Like many companies, Dropbox uses scribe to aggregate log data into our analytics pipeline. After a recent scribe pipeline outage, we decided to rewrite scribe with the goals of reducing operational overhead, reducing data loss, and adding enhancements that are missing from the original scribe. This blog post describes some of the design choices we made for the rewrite.
This section describes the scribe pipeline with respect to how it is setup at Dropbox (we suspect most companies deploy/use scribe in similar fashion). Feel free to skip this section if you are already familiar with scribe.
Protecting the privacy and security of our users’ information is a top priority for us at Dropbox. In addition to hiring world class experts, we believe it’s important to get all the help we can from the security research community, too. That’s why we’re excited to announce that starting today, we’ll be recognizing security researchers for their effort through a bug bounty program with HackerOne.
Bug bounties (or vulnerability rewards programs) are used by many leading companies to improve the security of their products. These programs provide an incentive for researchers to responsibly disclose software bugs,
With hundreds of billions of files, Dropbox has become one of the world’s largest stores of private documents, and it’s still growing strong! As users add more and more files it becomes harder for them to stay organized. Eventually, search replaces browsing as the primary way users find their content. In other words, the more content our users store with us the more important it is for them to have a powerful search tool available. With this motivation in mind, we set out to deploy instant, full-text search for Dropbox.
Like any serious practitioners of large distributed systems our first order of business was clear: come up with a name for the project!

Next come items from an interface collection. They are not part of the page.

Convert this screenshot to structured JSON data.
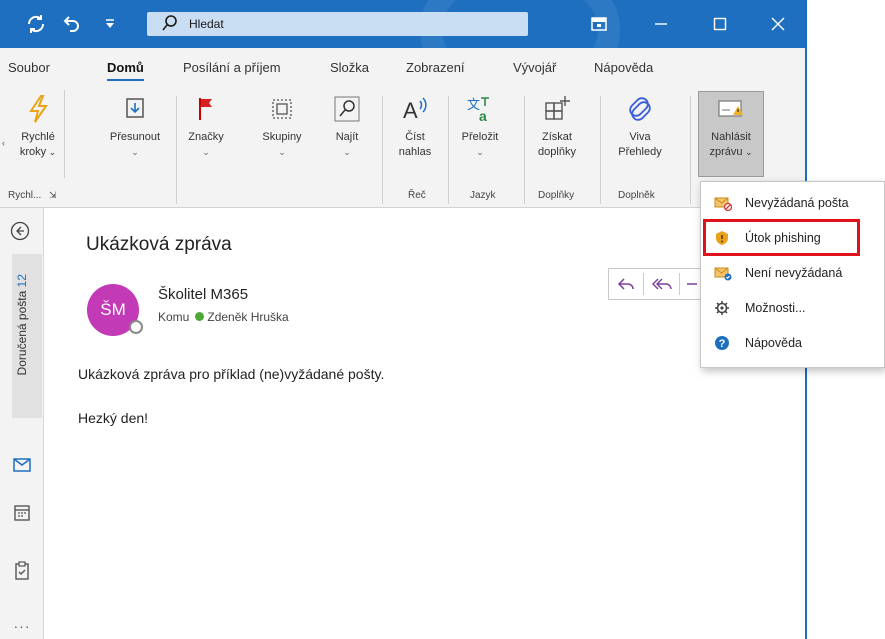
{
  "titlebar": {
    "search_placeholder": "Hledat",
    "icons": [
      "sync-icon",
      "undo-icon",
      "quick-access-dropdown-icon",
      "search-icon",
      "window-mode-icon",
      "minimize-icon",
      "maximize-icon",
      "close-icon"
    ]
  },
  "menu_tabs": [
    {
      "label": "Soubor"
    },
    {
      "label": "Domů"
    },
    {
      "label": "Posílání a příjem"
    },
    {
      "label": "Složka"
    },
    {
      "label": "Zobrazení"
    },
    {
      "label": "Vývojář"
    },
    {
      "label": "Nápověda"
    }
  ],
  "active_tab": "Domů",
  "ribbon": {
    "quick_steps": {
      "line1": "Rychlé",
      "line2": "kroky"
    },
    "move": {
      "label": "Přesunout"
    },
    "tags": {
      "label": "Značky"
    },
    "groups": {
      "label": "Skupiny"
    },
    "find": {
      "label": "Najít"
    },
    "read_aloud": {
      "line1": "Číst",
      "line2": "nahlas"
    },
    "translate": {
      "label": "Přeložit"
    },
    "get_addins": {
      "line1": "Získat",
      "line2": "doplňky"
    },
    "viva": {
      "line1": "Viva",
      "line2": "Přehledy"
    },
    "report": {
      "line1": "Nahlásit",
      "line2": "zprávu"
    },
    "group_labels": {
      "quick": "Rychl...",
      "speech": "Řeč",
      "language": "Jazyk",
      "addins": "Doplňky",
      "addin": "Doplněk"
    }
  },
  "leftnav": {
    "inbox_label": "Doručená pošta",
    "inbox_count": "12"
  },
  "message": {
    "subject": "Ukázková zpráva",
    "avatar_initials": "ŠM",
    "sender": "Školitel M365",
    "to_label": "Komu",
    "recipient": "Zdeněk Hruška",
    "body_line1": "Ukázková zpráva pro příklad (ne)vyžádané pošty.",
    "body_line2": "Hezký den!"
  },
  "report_menu": [
    {
      "label": "Nevyžádaná pošta",
      "icon": "junk-mail-icon"
    },
    {
      "label": "Útok phishing",
      "icon": "phishing-warning-icon"
    },
    {
      "label": "Není nevyžádaná",
      "icon": "not-junk-icon"
    },
    {
      "label": "Možnosti...",
      "icon": "gear-icon"
    },
    {
      "label": "Nápověda",
      "icon": "help-icon"
    }
  ],
  "highlighted_item": "Útok phishing",
  "colors": {
    "accent": "#1f6fc0",
    "avatar": "#c23ab6",
    "highlight": "#e0121b",
    "presence": "#4ca734"
  }
}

Dropbox is an active customer of Amazon Web Services, currently operating one of the largest global deployments into S3, tens of thousands of EC2 instances, and heavily utilizing other services like SQS and Route 53. Pushing hundreds of gigabits per second through EC2/S3 is an everyday occurrence for us, and conducting massively parallel operations across our over one trillion objects in S3 happens on an ongoing basis.
However, that’s just half the story. We also have large physical datacenters split between two geographical regions, running tens of thousands of servers responsible for storing and serving the metadata for every file in Dropbox.
Making Carousel highly responsive was a critical part of providing an awesome user experience. Carousel wouldn’t be as usable or effective if the app stuttered or frequently caused users to wait while content loaded. In our last post, Drew discussed how we optimized our metadata loading pipeline to respond to data model changes quickly, while still providing fast lookups at UI bind time. With photo metadata in memory, our next challenge was drawing images to the screen. Dealing with tens of thousands of images while rendering at 60 frames per second was a challenge, especially in the mobile environments of iOS and Android.
In last week’s post, Kat described how we redesigned our new user experience from the ground up to make it a delight for users to get started on Dropbox from our mobile apps. In this post, I’ll go into more detail about everything we did to make the mobile-to-desktop transition simple for users. To recap the previous post, here’s a summary of the flow:
- The desktop connect flow allows users to log in to the website with only their phone, without typing in credentials, and initiates a download.
- The “meta-installer” downloads quickly because of its small file size.